EXERCISE INSTRUCTIONS: Look through the records below and collect all lines that hold the string "profesionales".

DATA PROVIDED Block Start

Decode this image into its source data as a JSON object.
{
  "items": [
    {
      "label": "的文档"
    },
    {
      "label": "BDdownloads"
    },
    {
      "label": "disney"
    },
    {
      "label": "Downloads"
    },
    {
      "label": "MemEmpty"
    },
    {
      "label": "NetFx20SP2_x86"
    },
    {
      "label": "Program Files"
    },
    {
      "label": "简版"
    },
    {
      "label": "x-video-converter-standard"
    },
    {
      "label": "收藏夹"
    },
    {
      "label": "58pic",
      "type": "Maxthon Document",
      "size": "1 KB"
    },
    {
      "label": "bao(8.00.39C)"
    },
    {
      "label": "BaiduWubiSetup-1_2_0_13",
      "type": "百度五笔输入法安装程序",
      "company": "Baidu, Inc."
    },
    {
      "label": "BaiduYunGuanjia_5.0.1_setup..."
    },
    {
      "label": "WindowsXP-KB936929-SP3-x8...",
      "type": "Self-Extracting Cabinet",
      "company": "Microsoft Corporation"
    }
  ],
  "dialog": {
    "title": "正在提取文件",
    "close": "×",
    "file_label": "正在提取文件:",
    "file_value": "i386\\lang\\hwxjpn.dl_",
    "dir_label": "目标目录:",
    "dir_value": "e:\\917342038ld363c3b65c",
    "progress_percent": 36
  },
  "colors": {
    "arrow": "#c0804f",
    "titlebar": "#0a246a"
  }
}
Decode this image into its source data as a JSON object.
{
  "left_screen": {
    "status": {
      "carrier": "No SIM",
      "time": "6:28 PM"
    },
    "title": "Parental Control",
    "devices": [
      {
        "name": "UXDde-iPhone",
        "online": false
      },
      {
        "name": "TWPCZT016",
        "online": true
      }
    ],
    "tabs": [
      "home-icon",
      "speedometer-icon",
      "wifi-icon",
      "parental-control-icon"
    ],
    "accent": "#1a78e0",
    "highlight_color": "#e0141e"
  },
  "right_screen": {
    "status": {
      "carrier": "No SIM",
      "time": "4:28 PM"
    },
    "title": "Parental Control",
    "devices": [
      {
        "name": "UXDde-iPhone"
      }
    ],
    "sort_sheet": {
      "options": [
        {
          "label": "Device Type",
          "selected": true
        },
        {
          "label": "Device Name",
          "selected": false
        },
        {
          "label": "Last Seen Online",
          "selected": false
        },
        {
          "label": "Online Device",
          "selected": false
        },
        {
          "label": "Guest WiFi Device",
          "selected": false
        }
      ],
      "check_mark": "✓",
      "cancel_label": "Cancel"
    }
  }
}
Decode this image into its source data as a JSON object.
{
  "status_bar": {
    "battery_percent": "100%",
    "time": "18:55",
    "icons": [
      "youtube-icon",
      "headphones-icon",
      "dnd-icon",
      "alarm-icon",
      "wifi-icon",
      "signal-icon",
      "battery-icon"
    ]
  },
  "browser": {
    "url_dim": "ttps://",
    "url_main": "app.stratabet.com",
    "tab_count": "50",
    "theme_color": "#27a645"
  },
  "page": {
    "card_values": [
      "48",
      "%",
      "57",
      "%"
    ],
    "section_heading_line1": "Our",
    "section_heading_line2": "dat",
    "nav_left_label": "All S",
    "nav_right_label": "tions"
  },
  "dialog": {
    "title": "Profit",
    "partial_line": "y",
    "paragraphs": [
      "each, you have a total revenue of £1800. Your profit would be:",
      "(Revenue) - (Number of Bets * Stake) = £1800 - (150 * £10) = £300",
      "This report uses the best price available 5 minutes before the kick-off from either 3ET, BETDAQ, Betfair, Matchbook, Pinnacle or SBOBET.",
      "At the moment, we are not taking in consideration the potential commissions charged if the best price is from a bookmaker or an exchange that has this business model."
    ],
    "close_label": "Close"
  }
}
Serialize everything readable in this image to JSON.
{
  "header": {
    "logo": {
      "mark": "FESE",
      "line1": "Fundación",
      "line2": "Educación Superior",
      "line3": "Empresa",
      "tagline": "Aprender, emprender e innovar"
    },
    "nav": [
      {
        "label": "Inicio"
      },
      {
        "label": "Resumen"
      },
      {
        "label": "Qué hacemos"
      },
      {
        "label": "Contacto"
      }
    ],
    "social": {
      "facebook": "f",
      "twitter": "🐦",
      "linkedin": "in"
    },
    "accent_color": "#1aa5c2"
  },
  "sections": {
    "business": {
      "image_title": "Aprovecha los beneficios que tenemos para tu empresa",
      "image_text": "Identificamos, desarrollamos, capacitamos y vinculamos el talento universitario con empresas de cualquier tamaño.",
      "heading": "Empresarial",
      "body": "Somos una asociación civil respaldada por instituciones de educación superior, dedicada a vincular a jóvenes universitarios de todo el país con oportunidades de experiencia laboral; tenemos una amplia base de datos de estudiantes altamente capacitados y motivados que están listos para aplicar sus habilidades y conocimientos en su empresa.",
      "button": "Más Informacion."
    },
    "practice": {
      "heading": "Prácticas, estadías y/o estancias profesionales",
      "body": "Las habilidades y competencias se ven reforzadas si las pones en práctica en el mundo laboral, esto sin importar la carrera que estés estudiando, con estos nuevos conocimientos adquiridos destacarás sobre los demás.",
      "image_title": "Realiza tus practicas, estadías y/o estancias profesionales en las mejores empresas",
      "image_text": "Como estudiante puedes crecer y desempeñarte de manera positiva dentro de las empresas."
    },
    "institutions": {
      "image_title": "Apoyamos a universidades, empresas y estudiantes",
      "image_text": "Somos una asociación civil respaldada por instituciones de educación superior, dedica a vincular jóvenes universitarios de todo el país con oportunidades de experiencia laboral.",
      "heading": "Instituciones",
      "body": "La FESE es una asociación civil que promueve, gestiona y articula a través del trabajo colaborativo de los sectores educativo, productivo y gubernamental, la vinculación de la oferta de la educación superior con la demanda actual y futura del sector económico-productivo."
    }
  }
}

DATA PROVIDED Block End

YOUR RESPONSE:
      "heading": "Prácticas, estadías y/o estancias profesionales",
      "image_title": "Realiza tus practicas, estadías y/o estancias profesionales en las mejores empresas",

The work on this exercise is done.